#### Problem to solve
Retype each entry below exactly. Do not carry any image over.

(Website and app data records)
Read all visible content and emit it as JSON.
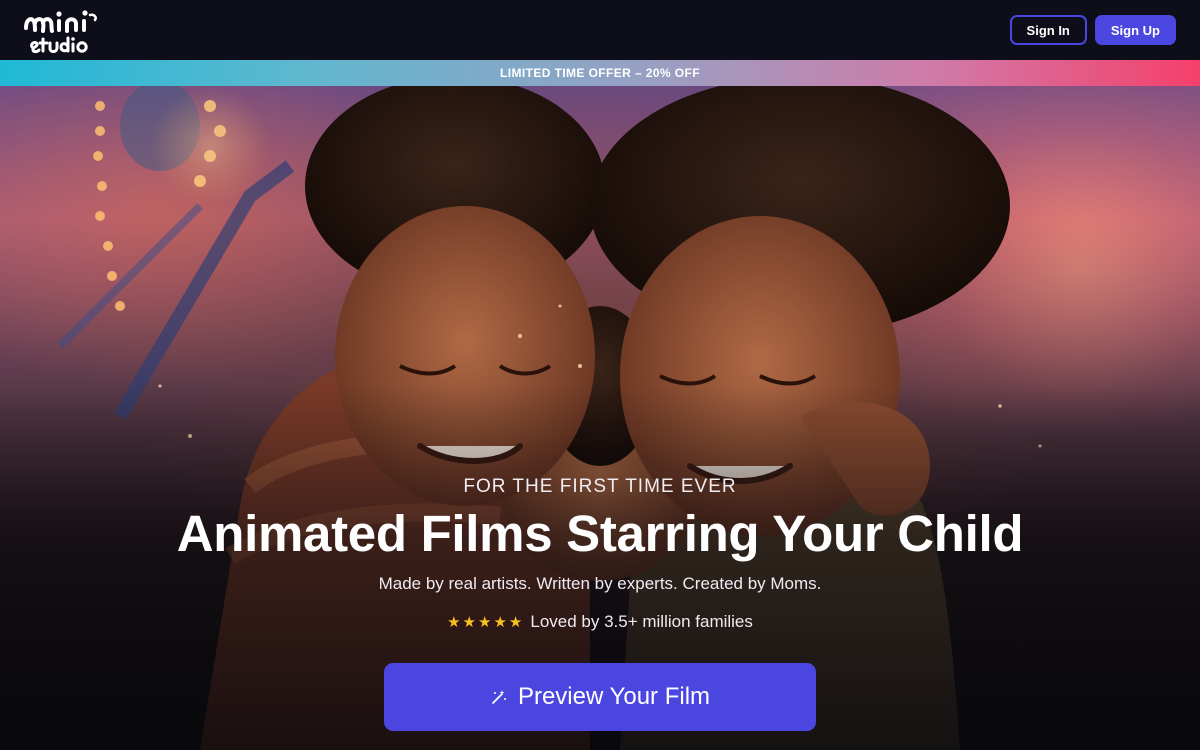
{
  "header": {
    "logo_text": "mini studio",
    "signin_label": "Sign In",
    "signup_label": "Sign Up"
  },
  "offer_bar": {
    "text": "LIMITED TIME OFFER – 20% OFF"
  },
  "hero": {
    "eyebrow": "FOR THE FIRST TIME EVER",
    "headline": "Animated Films Starring Your Child",
    "subline": "Made by real artists. Written by experts. Created by Moms.",
    "rating": {
      "stars": 5,
      "text": "Loved by 3.5+ million families"
    },
    "cta_label": "Preview Your Film",
    "cta_icon": "magic-wand-icon"
  },
  "colors": {
    "brand_accent": "#4b46e0",
    "star": "#f6c21d",
    "header_bg": "#0e0e1a",
    "offer_gradient_start": "#1fb9d6",
    "offer_gradient_end": "#f5406b"
  }
}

#### Solved problem
Read all visible content and emit it as JSON.
{
  "header": {
    "logo_text": "mini studio",
    "signin_label": "Sign In",
    "signup_label": "Sign Up"
  },
  "offer_bar": {
    "text": "LIMITED TIME OFFER – 20% OFF"
  },
  "hero": {
    "eyebrow": "FOR THE FIRST TIME EVER",
    "headline": "Animated Films Starring Your Child",
    "subline": "Made by real artists. Written by experts. Created by Moms.",
    "rating": {
      "stars": 5,
      "text": "Loved by 3.5+ million families"
    },
    "cta_label": "Preview Your Film",
    "cta_icon": "magic-wand-icon"
  },
  "colors": {
    "brand_accent": "#4b46e0",
    "star": "#f6c21d",
    "header_bg": "#0e0e1a",
    "offer_gradient_start": "#1fb9d6",
    "offer_gradient_end": "#f5406b"
  }
}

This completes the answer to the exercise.